SOURCE: LaHood, Marvin J. Review of The Knife Thrower and Other Stories, by Steven Millhauser. World Literature Today 73, no. 1 (winter 1999): 148-49.

[In the following review, LaHood elucidates the disparity between Millhauser's short stories and realistic fiction.]

Pulitzer Prize-winning novelist Steven Millhauser (in 1996 for Martin Dressler) is a skillful writer; it seems as if he is capable of picking just the right word every time, putting them in sequences that mesmerize and fascinate. The worlds he creates are fantastic realms of magic carpets, amusement parks almost beyond our imagination, and department stores of dizzying complexity. The world...

(The entire section is 746 words.)

Brian Evenson (review date summer 2000)

SOURCE: Evenson, Brian. Review of Enchanted Night, by Steven Millhauser. Review of Contemporary Fiction 20, no. 2 (summer 2000): 180-81.

[In the following review, Evenson offers a mixed assessment of Enchanted Night.]

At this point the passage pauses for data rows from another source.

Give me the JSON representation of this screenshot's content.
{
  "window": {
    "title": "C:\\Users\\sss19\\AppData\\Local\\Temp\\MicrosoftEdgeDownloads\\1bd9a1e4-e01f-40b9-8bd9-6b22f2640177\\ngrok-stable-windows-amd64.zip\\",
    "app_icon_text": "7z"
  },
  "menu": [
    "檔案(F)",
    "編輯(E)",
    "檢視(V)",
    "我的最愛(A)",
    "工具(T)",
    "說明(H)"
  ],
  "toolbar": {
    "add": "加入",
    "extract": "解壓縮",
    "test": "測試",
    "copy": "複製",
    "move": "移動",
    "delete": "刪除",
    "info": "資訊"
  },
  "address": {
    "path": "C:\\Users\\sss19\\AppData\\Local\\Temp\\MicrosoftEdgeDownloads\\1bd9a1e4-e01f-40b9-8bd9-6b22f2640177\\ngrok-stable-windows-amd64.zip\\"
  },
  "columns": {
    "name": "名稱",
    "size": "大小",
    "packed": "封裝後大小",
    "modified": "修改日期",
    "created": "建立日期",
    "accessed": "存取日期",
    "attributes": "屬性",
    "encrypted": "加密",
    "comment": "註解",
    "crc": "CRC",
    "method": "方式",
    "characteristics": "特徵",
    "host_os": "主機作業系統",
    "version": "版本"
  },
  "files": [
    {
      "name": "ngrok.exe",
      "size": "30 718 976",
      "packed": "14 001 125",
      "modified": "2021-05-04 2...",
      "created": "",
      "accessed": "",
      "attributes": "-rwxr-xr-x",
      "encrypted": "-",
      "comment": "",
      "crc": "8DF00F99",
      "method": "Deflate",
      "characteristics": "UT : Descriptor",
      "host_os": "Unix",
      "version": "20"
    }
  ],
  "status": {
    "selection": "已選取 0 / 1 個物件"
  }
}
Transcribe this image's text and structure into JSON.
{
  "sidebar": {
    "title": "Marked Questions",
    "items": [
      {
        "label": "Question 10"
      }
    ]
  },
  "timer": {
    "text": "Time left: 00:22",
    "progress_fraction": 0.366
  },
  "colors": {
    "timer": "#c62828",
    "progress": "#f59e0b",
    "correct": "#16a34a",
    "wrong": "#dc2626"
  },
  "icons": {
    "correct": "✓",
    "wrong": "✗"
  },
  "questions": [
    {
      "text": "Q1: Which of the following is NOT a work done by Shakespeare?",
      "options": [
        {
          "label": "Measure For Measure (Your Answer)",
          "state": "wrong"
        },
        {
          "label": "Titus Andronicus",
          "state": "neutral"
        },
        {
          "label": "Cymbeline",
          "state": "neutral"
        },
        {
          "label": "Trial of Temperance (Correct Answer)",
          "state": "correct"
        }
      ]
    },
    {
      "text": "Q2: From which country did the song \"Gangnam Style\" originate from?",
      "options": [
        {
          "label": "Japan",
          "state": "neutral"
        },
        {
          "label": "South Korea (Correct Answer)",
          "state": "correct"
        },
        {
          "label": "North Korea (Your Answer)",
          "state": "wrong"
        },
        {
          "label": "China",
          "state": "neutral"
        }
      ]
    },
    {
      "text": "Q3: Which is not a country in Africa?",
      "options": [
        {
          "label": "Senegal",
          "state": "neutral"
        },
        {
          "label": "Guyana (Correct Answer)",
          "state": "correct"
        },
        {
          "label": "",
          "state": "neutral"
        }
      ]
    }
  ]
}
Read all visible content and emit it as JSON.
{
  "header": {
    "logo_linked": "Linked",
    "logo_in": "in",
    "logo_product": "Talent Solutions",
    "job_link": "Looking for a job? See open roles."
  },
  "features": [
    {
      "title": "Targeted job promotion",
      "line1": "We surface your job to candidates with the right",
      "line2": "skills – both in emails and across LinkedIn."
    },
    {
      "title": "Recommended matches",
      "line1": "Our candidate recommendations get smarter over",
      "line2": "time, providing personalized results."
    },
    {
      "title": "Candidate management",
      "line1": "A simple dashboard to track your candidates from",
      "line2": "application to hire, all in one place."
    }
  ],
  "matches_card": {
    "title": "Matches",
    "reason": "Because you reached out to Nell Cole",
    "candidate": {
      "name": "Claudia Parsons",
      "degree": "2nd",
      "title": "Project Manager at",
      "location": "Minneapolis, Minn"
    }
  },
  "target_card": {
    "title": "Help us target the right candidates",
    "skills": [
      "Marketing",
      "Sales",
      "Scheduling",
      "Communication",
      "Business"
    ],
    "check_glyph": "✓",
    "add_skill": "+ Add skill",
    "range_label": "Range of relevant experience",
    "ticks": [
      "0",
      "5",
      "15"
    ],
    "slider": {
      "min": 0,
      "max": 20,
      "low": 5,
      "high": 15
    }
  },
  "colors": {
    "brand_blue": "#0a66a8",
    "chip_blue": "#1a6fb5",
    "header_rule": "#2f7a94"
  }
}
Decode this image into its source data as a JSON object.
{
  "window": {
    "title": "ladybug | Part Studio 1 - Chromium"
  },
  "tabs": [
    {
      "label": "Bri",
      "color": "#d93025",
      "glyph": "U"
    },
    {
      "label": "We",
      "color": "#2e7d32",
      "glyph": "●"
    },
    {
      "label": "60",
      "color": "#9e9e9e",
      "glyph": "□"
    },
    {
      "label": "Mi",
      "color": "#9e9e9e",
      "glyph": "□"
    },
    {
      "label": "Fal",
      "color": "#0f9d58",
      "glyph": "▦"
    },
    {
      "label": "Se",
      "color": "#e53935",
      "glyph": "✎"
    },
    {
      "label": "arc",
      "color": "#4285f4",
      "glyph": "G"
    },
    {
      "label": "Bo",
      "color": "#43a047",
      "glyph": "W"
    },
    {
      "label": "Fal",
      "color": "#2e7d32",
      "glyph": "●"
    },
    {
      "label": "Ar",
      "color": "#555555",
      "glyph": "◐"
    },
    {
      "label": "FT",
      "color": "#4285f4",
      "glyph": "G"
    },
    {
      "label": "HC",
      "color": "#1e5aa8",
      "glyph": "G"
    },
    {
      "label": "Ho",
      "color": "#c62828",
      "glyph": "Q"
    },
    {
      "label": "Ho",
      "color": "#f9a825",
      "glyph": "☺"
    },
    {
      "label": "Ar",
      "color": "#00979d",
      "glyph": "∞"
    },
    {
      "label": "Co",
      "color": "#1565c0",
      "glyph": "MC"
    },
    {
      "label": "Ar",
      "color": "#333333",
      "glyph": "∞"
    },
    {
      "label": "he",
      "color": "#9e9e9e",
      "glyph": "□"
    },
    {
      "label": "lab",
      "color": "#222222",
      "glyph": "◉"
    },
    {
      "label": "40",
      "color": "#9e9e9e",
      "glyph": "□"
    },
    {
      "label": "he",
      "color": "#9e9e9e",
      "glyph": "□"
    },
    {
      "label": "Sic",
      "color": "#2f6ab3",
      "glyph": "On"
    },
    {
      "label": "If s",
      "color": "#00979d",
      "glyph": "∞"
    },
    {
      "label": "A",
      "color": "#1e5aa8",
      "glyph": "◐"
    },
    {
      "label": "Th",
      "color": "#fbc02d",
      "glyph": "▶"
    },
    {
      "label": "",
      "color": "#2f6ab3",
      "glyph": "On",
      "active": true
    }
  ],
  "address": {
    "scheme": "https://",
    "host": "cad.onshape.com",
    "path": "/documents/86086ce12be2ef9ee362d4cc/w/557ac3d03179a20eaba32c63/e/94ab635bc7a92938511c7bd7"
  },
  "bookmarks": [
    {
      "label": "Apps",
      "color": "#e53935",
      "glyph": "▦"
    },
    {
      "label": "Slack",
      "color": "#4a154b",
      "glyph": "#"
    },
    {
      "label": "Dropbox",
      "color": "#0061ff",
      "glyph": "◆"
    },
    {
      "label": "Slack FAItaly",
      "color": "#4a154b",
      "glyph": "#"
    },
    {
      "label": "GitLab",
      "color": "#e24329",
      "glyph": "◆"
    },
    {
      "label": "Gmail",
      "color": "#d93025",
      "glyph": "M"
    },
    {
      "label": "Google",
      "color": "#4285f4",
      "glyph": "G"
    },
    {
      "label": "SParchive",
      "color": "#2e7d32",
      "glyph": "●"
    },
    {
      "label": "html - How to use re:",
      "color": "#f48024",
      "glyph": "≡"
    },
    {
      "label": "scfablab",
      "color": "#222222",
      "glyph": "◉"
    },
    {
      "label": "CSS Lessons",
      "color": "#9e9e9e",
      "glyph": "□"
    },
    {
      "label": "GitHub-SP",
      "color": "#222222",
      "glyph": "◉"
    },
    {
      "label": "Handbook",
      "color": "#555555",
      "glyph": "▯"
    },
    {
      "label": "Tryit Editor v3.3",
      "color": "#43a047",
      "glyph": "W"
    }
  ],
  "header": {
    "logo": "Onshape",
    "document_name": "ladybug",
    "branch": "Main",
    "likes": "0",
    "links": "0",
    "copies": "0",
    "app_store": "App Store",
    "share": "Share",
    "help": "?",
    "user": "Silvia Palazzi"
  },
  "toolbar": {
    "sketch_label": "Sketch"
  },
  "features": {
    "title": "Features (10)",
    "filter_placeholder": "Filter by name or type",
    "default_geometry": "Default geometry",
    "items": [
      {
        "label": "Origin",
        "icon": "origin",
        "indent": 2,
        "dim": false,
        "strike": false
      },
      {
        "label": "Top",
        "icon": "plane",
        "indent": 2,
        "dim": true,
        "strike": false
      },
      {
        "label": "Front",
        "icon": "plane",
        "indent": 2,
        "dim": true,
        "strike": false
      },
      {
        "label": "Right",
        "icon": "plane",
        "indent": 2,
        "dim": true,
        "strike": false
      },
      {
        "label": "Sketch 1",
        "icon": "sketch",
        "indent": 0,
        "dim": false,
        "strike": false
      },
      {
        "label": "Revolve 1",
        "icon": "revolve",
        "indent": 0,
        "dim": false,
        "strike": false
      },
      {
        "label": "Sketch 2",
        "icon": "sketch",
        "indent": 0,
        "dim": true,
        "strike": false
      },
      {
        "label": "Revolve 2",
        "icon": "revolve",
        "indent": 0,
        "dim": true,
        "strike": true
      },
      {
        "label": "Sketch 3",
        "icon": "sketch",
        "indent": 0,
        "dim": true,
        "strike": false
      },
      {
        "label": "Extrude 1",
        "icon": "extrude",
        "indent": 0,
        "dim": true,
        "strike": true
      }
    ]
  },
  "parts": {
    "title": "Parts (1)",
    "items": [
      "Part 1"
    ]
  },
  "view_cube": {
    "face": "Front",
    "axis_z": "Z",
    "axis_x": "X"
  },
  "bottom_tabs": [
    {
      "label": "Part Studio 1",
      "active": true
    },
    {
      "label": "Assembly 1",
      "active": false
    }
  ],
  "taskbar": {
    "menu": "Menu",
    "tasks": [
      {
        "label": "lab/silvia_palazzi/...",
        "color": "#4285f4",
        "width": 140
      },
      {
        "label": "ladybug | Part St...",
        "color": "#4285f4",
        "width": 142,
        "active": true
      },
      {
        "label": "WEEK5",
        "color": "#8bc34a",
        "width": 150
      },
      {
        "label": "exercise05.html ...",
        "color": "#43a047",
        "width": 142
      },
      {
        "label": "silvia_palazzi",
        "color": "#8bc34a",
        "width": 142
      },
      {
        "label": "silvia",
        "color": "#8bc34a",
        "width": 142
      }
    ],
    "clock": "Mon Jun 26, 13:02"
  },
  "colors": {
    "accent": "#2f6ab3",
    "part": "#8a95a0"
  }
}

Millhauser's latest offering [Enchanted Night] is a lean novella consisting of seventy-four short, titled prose sections. Through these Millhauser chronicles a moonlit summer night in Connecticut. He alternates between several different story lines: a mannequin coming to life, a drunken and lonely man stumbling home, a girl waiting for a lover that may or may not exist, a failed author and his abortive relations with a childhood friend's...

(The entire section is 342 words.)